Monday, April 12, 2010
Implied Volatility and Earnings
Earnings season is upon us and is harkened by this evening's release of Alcoa, Inc.'s (AA) numbers. The question traders are asking is: What impact will the earnings release have on the price of the stock? Well there is a quick and dirty method for estimating this and it works particularly well on expiration week (which this week is for those who weren't paying attention). Take the front month implied volatility of the at-the-money options and divide by the square root of time. What?
Let's use AA as our example. AA closed on Friday at $14.39, which isn't conveniently right at a strike, but since AA options have strike in $1 increments we can use an estimated average of implied volatility for the 14 and 15 strikes on the April options. Obviously, stocks are seldom right at a strike so the simple averaging of the two surrounding strikes is a good way to go. If you want to get really fancy you can calculate a weighted average, but that kind of defeats the quick and dirty part. So the average implied volatility for these strikes as of Friday's close was approximately 65%. It's important to remember that that is an annualized number. To convert that into the a daily expectation we need to divide that by the square root of time, which in this case is the number of trading days in a year. Generally there are about 250 trading days per year and √250 = 15.81, but 16 is good for quick and dirty and is also much easier to remember. 65%/16 = 4.06% or roughly $.58. Note that there is no directional implication.
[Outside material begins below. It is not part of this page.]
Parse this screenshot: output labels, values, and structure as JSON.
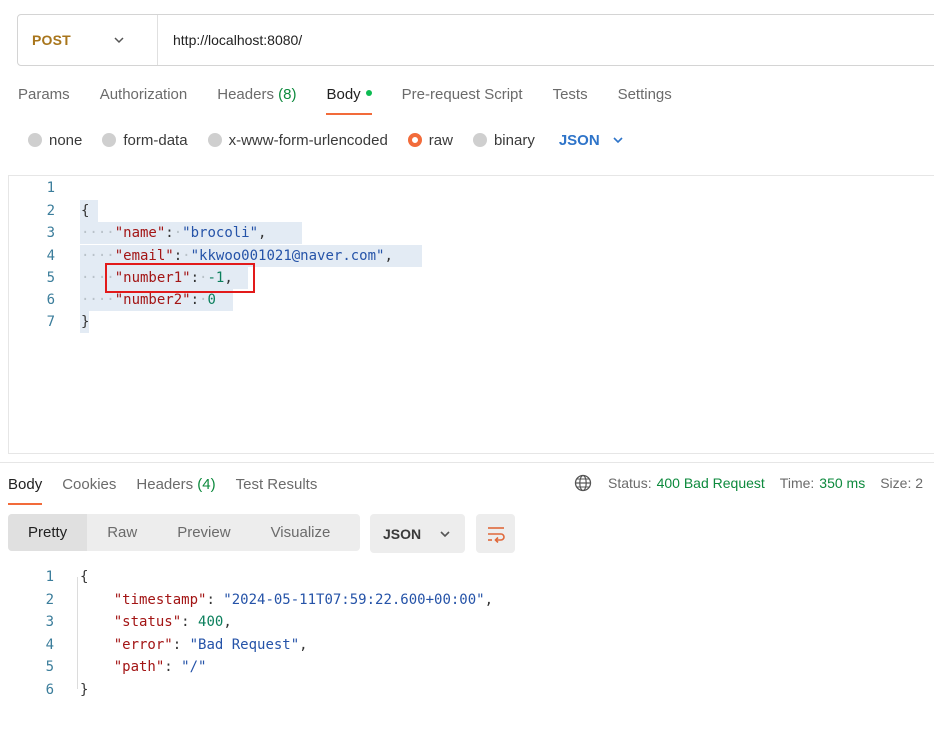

Now there are three important points to keep in mind. First, the calculated value is based on Friday's close, a better estimate can be made when as we approach today's 4 PM close. In other words do the math again around 3:30 PM, since there is likely to be some active trading in these options ahead of the earnings report which will obviously impact the implied volatility value. Second, know what the number means. Implied volatility is the boundary of the first standard deviation, meaning that if you could repeat this particular earnings release 100 times, 67 of those releases would impact the stock by no more than + or – 4% and 33 of those releases would result in a gain or loss in value of more than 4%. Finally and probably most importantly, is the trend in volatility. It's a good idea to know whether both actual and implied volatility has been rising or falling over the last several days to get a feel for what expectations are out there. Unless you have been following the options for a few days it is hard to know this, however you can get a pretty good estimate for an individual stock at www.ivolatilty.com . But it is really about the last minute action ahead of the numbers, so looking at the 3:30 PM calculation compared to Friday's calculation may be sufficient.
In summary, the average implied volatility of the at-the-money strikes divided by 16 will give you a range of potential impact of the earnings release. While we are using this method for estimating the impact of an earnings event, you can use it whenever there is an impending event that could have an immediate impact on a stock.